The 2018-2019 #PaulHornungAwardWatchlist features a blend of previous watchlist selections and new talent, ready to make a splash on the college football scene. 11 FBS conferences will be represented and we can't wait to kick the season off! pic.twitter.com/dPfV4ZNn7m— Paul Hornung Award (@hornungaward) July 26, 2018
Ohio State wide receiver Parris Campbell has been named to the Paul Hornung Award watchlist. The Paul Hornung Award is given annually to the player judged to be the most versatile in the NCAA.
The Paul Hornung Award is still relatively new, having been given out since just 2010, but the majority of the winners during that time have excelled on the offensive side of the football at wide receiver and running back along, as well as special teams. But, there have been a few instances where the recipient of the award has excelled on both sides of the football, with the most recent being Jabrill Peppers of Michigan.
Parris Campbell is on the watchlist for the award this year after catching 40 passes for 584 yards and three touchdowns last year, as well as averaging 36.6 yards per kick return. Campbell looks primed for an even bigger season this year, as Ohio State looks to emphasize the passing game more with new quarterback Dwayne Haskins.
Campbell is one of 43 players included on the initial Paul Hornung Award watchlist, and one of just five players from the Big Ten included. Joining Campbell from the Big Ten are Donovan Peoples-Jones from Michigan, Ty Johnson from Maryland, Rodney Smith from Minnesota, and J.D. Spielman from Nebraska. The winner of this year’s award will be announced on December 5th.
Ray Guy Award announces the 27 punters included in the 2018 pre-season watch list! #OurGuys https://t.co/yxyhIt4qp9 pic.twitter.com/AlFXDCqaBD— Ray Guy Award (@RayGuyAward) July 25, 2018
In more award watchlist news, yesterday Ohio State punter Drue Chrisman was named to the Ray Guy Award watchlist. The Ray Guy Award is given annually by the Augusta Sports Council to college football’s most outstanding punter.
Last year was Chrisman’s first year as the starting punter for Ohio State after taking over for 2016 finalist Cameron Johnston, and Chrisman didn’t take long to get comfortable in the starting role.
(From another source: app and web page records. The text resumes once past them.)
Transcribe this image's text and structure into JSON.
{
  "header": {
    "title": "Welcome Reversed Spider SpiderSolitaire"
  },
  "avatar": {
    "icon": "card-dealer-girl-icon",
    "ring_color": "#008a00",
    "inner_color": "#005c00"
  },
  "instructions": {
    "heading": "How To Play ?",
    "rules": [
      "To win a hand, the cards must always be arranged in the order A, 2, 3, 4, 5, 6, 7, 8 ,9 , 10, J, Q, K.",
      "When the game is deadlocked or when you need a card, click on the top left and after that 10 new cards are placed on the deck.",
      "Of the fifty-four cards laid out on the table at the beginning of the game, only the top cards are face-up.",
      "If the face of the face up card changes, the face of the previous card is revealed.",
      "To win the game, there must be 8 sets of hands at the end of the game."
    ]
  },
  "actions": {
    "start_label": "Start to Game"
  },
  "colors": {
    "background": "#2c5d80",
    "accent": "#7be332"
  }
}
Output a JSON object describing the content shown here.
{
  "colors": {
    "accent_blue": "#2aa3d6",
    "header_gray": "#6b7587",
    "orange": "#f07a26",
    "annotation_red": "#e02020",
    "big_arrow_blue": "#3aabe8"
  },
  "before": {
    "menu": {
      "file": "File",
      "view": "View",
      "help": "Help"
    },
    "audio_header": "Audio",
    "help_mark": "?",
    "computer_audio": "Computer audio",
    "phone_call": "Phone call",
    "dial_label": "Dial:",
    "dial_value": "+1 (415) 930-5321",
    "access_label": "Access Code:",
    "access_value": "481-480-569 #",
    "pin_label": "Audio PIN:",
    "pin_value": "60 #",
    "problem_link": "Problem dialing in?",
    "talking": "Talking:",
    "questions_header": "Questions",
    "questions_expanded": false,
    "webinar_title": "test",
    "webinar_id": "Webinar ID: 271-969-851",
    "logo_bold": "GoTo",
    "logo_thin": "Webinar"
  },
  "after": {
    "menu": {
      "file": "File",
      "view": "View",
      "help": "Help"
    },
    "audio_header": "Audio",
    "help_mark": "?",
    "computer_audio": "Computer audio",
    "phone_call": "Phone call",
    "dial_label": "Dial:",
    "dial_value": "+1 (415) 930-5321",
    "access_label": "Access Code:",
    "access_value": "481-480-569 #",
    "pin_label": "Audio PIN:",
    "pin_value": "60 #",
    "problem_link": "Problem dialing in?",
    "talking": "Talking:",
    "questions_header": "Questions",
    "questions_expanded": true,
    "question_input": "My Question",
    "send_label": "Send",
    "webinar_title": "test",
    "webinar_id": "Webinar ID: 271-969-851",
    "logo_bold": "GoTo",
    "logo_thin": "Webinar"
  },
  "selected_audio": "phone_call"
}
Chrisman finished 14th in the nation with a 44.24 yard net average per punt. The outstanding punting from Chrisman last year led to him being named a semifinalist for the award.
Chrisman will be looking to join B.J. Sander, who won the award in 2003, as just the second winner from Ohio State. Aside from Sander and Johnston, no other Buckeye punt has been named a finalist for the award since its inception in 2000. Last year the award was won by Michael Dickson of Texas
STICK TO SPORTS
- The city of Columbus wants to buy Ohio State’s 58-acre sheep farm near Don Scott Airport and turn it into a park.
- For those that want to have a few beers while browsing some vinyl records, Craft & Vinyl will be opening in Grandview next month.
- Remember April the Giraffe? She is pregnant again and due to give birth in March.
- Kelsey Grammer is exploring a possible Frasier reboot.
- Mark Zuckerberg lost a lot of coin overnight in Facebook’s stock crash.